Information supplied START
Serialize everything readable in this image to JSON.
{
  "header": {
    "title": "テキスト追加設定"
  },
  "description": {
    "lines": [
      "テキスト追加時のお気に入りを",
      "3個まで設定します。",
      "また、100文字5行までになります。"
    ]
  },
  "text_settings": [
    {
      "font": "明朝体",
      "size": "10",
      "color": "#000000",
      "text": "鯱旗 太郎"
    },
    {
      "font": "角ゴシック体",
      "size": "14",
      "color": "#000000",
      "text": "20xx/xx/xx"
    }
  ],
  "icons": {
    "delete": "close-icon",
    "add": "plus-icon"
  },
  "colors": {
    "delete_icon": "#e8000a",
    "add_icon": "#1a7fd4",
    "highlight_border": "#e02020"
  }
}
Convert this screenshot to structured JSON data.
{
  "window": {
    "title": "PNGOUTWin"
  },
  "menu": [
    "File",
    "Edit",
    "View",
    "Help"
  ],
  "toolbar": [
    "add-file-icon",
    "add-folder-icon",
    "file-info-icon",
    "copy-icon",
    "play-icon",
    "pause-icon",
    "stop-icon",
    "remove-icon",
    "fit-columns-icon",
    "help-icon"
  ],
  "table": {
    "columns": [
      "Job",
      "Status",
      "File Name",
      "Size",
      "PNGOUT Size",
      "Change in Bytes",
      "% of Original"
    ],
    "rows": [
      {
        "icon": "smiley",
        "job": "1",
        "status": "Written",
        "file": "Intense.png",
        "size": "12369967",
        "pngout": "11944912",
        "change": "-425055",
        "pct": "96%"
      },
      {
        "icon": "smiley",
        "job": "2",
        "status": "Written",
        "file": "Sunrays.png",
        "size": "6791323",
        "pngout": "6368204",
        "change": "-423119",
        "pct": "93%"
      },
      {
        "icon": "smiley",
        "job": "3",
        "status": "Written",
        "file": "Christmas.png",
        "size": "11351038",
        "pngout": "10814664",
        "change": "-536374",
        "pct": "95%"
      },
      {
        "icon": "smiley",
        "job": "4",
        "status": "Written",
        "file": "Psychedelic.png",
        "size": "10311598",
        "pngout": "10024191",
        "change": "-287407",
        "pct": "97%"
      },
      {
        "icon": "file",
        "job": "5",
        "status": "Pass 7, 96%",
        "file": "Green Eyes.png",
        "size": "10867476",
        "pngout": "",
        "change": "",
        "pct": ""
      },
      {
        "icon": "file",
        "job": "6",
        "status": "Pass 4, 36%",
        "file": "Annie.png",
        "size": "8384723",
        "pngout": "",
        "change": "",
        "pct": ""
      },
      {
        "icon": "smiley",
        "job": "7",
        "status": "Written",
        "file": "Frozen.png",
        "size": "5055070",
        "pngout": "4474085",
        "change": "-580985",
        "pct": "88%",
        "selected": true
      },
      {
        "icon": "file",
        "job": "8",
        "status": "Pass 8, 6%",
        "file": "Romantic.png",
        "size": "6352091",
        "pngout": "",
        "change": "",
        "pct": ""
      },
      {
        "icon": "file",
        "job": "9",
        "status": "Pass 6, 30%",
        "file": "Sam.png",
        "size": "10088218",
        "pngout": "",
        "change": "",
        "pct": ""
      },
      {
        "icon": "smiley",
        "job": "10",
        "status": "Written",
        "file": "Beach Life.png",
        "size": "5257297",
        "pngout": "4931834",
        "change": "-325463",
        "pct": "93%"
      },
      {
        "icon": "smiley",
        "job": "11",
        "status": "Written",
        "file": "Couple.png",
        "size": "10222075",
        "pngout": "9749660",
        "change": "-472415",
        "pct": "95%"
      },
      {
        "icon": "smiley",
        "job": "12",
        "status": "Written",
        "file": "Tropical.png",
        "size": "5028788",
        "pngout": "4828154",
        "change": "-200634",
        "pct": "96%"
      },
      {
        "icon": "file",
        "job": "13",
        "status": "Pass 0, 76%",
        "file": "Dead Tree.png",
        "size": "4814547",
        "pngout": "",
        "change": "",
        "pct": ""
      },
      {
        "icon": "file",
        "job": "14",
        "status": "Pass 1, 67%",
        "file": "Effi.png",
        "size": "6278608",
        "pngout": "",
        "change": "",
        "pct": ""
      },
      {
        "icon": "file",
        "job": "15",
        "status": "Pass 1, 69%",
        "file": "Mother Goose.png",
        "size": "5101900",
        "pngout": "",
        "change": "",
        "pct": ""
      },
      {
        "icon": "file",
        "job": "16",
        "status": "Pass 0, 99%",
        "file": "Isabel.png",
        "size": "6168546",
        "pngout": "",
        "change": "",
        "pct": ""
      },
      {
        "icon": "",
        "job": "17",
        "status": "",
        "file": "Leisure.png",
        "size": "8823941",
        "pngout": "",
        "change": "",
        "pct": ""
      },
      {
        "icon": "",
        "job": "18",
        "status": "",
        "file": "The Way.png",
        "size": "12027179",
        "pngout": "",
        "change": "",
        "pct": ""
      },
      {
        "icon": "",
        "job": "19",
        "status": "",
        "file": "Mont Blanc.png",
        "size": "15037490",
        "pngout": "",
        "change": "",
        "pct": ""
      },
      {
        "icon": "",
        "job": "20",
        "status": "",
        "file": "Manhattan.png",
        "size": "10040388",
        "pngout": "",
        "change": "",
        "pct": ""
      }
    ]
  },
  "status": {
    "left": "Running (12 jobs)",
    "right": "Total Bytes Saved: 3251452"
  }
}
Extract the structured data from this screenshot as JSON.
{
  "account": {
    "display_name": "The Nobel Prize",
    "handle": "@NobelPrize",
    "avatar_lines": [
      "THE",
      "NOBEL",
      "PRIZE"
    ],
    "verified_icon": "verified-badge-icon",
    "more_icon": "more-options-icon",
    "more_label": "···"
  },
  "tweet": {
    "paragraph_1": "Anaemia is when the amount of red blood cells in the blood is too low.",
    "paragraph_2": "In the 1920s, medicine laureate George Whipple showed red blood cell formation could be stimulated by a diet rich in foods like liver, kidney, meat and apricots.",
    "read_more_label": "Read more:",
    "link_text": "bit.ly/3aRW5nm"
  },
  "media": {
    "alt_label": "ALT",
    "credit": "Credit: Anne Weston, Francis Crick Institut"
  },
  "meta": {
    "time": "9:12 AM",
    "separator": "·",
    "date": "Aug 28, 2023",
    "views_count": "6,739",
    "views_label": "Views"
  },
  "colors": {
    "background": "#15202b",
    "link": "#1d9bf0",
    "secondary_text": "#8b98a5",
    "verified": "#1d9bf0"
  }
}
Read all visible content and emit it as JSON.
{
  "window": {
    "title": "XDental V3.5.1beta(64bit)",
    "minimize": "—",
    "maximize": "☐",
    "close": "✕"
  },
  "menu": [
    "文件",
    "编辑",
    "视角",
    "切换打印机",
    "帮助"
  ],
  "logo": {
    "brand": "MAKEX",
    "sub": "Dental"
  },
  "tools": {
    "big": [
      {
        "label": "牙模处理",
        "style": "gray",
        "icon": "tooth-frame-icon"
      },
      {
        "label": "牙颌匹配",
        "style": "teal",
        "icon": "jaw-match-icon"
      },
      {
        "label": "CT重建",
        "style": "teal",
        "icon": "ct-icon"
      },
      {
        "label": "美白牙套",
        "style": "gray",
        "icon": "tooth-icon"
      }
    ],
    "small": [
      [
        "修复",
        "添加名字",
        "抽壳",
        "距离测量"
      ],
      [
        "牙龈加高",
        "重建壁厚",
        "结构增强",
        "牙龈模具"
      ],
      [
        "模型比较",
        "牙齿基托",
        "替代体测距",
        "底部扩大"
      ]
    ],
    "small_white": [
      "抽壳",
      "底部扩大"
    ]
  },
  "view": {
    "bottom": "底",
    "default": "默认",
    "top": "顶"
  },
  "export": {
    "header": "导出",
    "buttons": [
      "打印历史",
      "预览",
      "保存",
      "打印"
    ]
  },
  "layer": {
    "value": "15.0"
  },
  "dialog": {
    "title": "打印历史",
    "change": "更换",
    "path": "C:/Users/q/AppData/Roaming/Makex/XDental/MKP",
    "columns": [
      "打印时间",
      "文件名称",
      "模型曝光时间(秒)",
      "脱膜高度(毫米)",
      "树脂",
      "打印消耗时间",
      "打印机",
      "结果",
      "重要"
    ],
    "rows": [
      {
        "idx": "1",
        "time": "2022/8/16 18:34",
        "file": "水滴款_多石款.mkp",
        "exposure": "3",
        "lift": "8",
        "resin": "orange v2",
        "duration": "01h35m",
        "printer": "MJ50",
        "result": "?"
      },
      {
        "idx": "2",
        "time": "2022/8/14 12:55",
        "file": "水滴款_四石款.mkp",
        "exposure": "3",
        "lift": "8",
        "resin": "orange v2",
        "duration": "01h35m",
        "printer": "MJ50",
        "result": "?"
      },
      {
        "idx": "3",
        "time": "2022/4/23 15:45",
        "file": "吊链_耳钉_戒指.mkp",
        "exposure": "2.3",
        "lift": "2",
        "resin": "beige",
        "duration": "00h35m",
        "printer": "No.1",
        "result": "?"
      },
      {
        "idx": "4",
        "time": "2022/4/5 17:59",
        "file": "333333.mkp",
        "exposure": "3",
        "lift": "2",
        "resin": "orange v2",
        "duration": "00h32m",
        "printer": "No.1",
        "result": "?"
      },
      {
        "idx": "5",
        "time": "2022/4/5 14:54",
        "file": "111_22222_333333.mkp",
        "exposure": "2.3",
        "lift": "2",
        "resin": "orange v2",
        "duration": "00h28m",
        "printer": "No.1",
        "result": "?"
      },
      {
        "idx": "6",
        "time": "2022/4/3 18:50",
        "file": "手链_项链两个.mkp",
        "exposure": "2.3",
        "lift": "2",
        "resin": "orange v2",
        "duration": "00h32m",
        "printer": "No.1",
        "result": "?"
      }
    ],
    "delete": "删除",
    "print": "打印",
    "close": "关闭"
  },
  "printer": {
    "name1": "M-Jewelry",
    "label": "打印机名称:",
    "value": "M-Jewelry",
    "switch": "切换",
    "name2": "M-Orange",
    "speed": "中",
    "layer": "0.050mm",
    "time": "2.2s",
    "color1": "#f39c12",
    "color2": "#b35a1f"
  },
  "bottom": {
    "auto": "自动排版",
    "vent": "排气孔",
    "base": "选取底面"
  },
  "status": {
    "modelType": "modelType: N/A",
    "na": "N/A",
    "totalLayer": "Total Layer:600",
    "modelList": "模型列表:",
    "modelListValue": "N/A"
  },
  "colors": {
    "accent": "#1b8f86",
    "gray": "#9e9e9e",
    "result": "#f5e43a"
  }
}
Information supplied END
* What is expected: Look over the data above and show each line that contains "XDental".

* Reply:
    "title": "XDental V3.5.1beta(64bit)",
    "path": "C:/Users/q/AppData/Roaming/Makex/XDental/MKP",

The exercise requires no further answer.